It’s interesting to me that ultimately the goal of this author isn’t simply to increase philanthropic giving by the richest people in the world, but to actually reduce their overall net worth and prevent them from maintaining or increasing their net worth.  In other words, it isn’t enough to give some of your money away – you should give it away until you’re no longer a billionaire.  Since there are only 2000 or so billionaires in the world, this seems like a manageable process, I suppose.  But it also strikes me as arbitrary.

As the author states in the fifth paragraph of  the article, the goal is not philanthropy but the elimination of wealth inequality.  Philanthropy is merely one mechanism – along with higher taxes and altered societal demands/expectations – by which to accomplish this.  But why just billionaires?  Presumably, when we have eliminated billionaires through these mechanisms, the attention will then shift to multi-millionaires.  Anyone with a net value of over $500 million perhaps.  But then when that is accomplished, the focus will shift lower, to $100 million or more.  And where after that?  What will wealth equality look like?  When everyone has a million dollars in the bank?

It may sound easy and reasonable to demand that billionaires divest themselves of their money, but how low can you go before people begin balking at the demands made of them?  Frankly, the average middle-class family in America is vastly more wealthy than a stunning percentage of the rest of the world.  When do we start forcing them to divest themselves of their wealth?

I think a better articulation of the author’s real goals would be helpful here.  What is the expectation in terms of wealth equality, and how is it sustainable over time?  What are the mathematical models that demonstrate it is both possible and sustainable?  Alas, mathematical models are not so good at accounting for human nature and sin.

Also, let’s define what the author means by giving away nearly all of their wealth.  Is $900 million acceptable?  $100 million?  $1million?

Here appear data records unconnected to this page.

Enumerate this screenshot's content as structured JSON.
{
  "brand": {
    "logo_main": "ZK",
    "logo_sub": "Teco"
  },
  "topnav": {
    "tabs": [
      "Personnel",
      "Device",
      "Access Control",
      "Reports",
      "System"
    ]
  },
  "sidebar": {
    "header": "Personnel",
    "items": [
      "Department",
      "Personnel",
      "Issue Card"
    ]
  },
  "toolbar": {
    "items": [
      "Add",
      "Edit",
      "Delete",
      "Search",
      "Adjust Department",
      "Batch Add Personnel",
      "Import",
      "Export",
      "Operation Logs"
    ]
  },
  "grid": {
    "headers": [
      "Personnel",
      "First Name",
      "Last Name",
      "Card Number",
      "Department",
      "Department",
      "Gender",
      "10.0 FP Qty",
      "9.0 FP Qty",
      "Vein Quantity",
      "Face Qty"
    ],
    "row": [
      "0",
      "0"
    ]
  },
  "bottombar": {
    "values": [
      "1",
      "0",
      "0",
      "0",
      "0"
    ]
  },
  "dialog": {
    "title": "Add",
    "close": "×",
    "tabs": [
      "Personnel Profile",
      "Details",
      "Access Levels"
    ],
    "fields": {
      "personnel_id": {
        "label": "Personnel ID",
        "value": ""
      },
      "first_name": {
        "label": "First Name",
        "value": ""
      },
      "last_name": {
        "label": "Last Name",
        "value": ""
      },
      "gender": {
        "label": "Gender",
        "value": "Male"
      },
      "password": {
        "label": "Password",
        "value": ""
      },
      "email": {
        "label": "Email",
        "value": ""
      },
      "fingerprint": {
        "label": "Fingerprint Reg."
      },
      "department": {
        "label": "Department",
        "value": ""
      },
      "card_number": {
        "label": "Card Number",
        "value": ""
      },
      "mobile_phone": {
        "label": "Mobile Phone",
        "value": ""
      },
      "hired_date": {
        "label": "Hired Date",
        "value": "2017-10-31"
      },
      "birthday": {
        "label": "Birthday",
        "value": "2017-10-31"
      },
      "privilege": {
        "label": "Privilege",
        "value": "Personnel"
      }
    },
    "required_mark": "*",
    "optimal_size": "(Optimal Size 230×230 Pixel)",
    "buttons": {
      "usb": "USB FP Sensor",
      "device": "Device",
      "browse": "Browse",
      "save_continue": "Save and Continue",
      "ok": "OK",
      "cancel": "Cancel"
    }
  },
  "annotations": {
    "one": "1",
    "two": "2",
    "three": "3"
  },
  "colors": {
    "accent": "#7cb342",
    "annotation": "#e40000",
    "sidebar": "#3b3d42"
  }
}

It’s interesting that this process is to be vigorously monitored.  Watchdogs are to be responsible for insisting that such a divestment of wealth is not simply undertaken, but that it is undertaken well.  And here I’m confused.  If wealth equality is the real goal, then why is the concern over ensuring that well-vetted humanitarian programs are the recipients of the monies?  What if J.K. Rowling decided to just write out checks to individual people for one million dollars (or whatever the assumed amount of wealth equality will be)?

I assume that’s unacceptable because many people wouldn’t know how to handle that sudden windfall.  There would need to be support services and mechanisms to help them.  To prevent them from falling back into an inequal wealth situation.  More watchdogging and regulation etc, etc, etc.

I also find it interesting that the author feels that there is no need to invent new philanthropic organizations or  mechanisms, and those that choose to do so are castigated for this.  Wouldn’t you think that someone capable of inventing Amazon or Facebook might be equally skilled at coming up with new ways of doing philanthropy and addressing humanitarian issues?  Again, a curious insistence on regulation rather than recognizing that someone who amasses billions of dollars might be rather good at other things as well.

None of this addresses the issue that millions of dollars are donated annually to very good causes.  Yet despite high-profiling and large amounts of money, malaria is still a very real threat to much of the world and poverty does not seem to be appreciably abated in most of the neediest places.  How is throwing additional money at these problems going to fix them to a point where wealth equality then becomes feasible?

Good intentions can be derailed by sin.  Dishonesty, greed, envy – these are deeply woven into our human natures.  Hence the need for constant vigilance in the socialist future envisioned by this author.  But such vigilance seems ultimately to be inadequate.  I’m not saying that we shouldn’t try to improve the human condition, but simply forcing people to give up their money to other people hasn’t – historically – been very effective for very long.  Politics and economics alone are inadequate to dealing with our human situation.  Until we take seriously the theological aspects, we are doomed to continued failure.